Led by the state's Sierra Club, New Mexico's "No Child Left Inside" movement aims to provide school kids with a variety of outdoor education programs. Since the fund will need money, environmental groups are looking to taxpayers for support. And since public health programs are increasingly funded through sin taxes, states have gone fishing for a sin.
Instead of piling on the usual culprits, alcohol and tobacco, the coalition wants to impose a 1 percent tax on television sets and video games, agents of vice that presumably leave children inside. (Other politicians want to use such gimmicks to require kids to stay inside. In December a Wisconsin state senator proposed a video game tax to fund a juvenile detention program.)
Supporters of the proposed New Mexico tax say it will raise $4 million, which would go toward busing students to state parks and training teachers to integrate outdoor learning into their lesson plans. The boost in visitor numbers would be conveniently timed for state parks, where attendance has been waning nationwide. Kids are a captive audience during school hours, which means they're available to boost meager attendance numbers—and park budgets.
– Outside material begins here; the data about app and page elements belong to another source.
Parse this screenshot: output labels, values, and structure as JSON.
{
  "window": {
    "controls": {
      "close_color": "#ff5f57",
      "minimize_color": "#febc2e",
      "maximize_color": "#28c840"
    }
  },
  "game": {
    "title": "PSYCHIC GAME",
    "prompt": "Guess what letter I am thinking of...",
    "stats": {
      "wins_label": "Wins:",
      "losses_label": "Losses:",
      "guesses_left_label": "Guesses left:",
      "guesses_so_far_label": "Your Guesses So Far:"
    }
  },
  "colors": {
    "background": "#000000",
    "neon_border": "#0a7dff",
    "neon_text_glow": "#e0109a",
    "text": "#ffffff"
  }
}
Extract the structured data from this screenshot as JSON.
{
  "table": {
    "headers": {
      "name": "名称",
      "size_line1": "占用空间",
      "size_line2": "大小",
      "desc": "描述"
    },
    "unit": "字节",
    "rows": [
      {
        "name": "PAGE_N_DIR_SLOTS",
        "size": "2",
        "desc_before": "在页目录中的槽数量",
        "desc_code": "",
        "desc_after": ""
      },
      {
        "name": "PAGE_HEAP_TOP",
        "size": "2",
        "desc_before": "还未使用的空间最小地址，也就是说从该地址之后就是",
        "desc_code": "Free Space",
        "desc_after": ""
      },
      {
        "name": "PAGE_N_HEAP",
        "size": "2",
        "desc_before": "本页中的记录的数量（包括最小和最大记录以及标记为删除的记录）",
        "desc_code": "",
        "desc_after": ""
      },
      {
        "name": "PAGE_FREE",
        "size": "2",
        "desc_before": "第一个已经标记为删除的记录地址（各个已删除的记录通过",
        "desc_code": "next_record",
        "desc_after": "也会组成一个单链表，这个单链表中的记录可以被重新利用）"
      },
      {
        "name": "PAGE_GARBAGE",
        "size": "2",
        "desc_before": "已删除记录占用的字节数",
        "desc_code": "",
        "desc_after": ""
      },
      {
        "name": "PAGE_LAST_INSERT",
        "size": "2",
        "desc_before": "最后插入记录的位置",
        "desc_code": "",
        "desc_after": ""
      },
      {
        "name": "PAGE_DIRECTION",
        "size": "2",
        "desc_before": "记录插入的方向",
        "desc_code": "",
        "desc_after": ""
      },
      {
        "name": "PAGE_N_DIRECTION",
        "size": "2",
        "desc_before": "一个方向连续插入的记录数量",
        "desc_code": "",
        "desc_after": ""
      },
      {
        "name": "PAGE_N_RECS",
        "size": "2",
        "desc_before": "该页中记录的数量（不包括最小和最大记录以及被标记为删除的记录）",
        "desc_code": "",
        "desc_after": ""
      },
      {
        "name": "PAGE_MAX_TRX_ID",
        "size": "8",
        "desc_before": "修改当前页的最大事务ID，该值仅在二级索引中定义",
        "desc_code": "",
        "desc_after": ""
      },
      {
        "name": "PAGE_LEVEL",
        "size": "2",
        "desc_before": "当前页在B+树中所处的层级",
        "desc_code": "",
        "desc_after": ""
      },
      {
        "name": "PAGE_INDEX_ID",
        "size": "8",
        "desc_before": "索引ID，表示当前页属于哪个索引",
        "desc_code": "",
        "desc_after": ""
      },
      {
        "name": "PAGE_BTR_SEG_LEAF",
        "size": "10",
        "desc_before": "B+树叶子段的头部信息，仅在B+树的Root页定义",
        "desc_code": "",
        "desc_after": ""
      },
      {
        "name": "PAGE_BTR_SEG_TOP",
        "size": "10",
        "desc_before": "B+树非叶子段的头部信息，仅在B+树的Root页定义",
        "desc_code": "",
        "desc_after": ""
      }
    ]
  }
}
Prying them from their video games after hours, though, will be a tougher sell.